Please restate every entry exactly. Leave out the pictures.

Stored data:

•••••

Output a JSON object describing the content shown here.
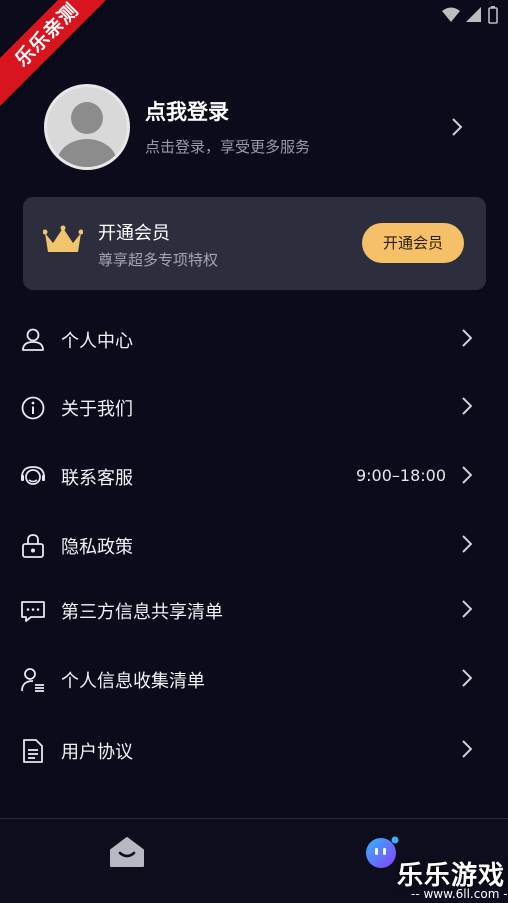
{
  "watermark": {
    "ribbon_text": "乐乐亲测",
    "site_title": "乐乐游戏",
    "site_url": "-- www.6ll.com --"
  },
  "status_bar": {
    "icons": [
      "wifi-icon",
      "signal-icon",
      "battery-icon"
    ]
  },
  "profile": {
    "title": "点我登录",
    "subtitle": "点击登录，享受更多服务"
  },
  "vip": {
    "title": "开通会员",
    "subtitle": "尊享超多专项特权",
    "button": "开通会员"
  },
  "menu": [
    {
      "label": "个人中心",
      "icon": "user-icon",
      "value": ""
    },
    {
      "label": "关于我们",
      "icon": "info-icon",
      "value": ""
    },
    {
      "label": "联系客服",
      "icon": "headset-icon",
      "value": "9:00–18:00"
    },
    {
      "label": "隐私政策",
      "icon": "lock-icon",
      "value": ""
    },
    {
      "label": "第三方信息共享清单",
      "icon": "chat-icon",
      "value": ""
    },
    {
      "label": "个人信息收集清单",
      "icon": "user-list-icon",
      "value": ""
    },
    {
      "label": "用户协议",
      "icon": "document-icon",
      "value": ""
    }
  ],
  "bottom_nav": {
    "items": [
      "home-icon",
      "mine-icon"
    ]
  },
  "colors": {
    "background": "#0b0b1c",
    "card": "#2d2e3d",
    "accent_gold": "#f5c067",
    "ribbon_red": "#d8141f"
  }
}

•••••

→ **EXPECTED ANSWER**:
Output a JSON object describing the content shown here.
{
  "watermark": {
    "ribbon_text": "乐乐亲测",
    "site_title": "乐乐游戏",
    "site_url": "-- www.6ll.com --"
  },
  "status_bar": {
    "icons": [
      "wifi-icon",
      "signal-icon",
      "battery-icon"
    ]
  },
  "profile": {
    "title": "点我登录",
    "subtitle": "点击登录，享受更多服务"
  },
  "vip": {
    "title": "开通会员",
    "subtitle": "尊享超多专项特权",
    "button": "开通会员"
  },
  "menu": [
    {
      "label": "个人中心",
      "icon": "user-icon",
      "value": ""
    },
    {
      "label": "关于我们",
      "icon": "info-icon",
      "value": ""
    },
    {
      "label": "联系客服",
      "icon": "headset-icon",
      "value": "9:00–18:00"
    },
    {
      "label": "隐私政策",
      "icon": "lock-icon",
      "value": ""
    },
    {
      "label": "第三方信息共享清单",
      "icon": "chat-icon",
      "value": ""
    },
    {
      "label": "个人信息收集清单",
      "icon": "user-list-icon",
      "value": ""
    },
    {
      "label": "用户协议",
      "icon": "document-icon",
      "value": ""
    }
  ],
  "bottom_nav": {
    "items": [
      "home-icon",
      "mine-icon"
    ]
  },
  "colors": {
    "background": "#0b0b1c",
    "card": "#2d2e3d",
    "accent_gold": "#f5c067",
    "ribbon_red": "#d8141f"
  }
}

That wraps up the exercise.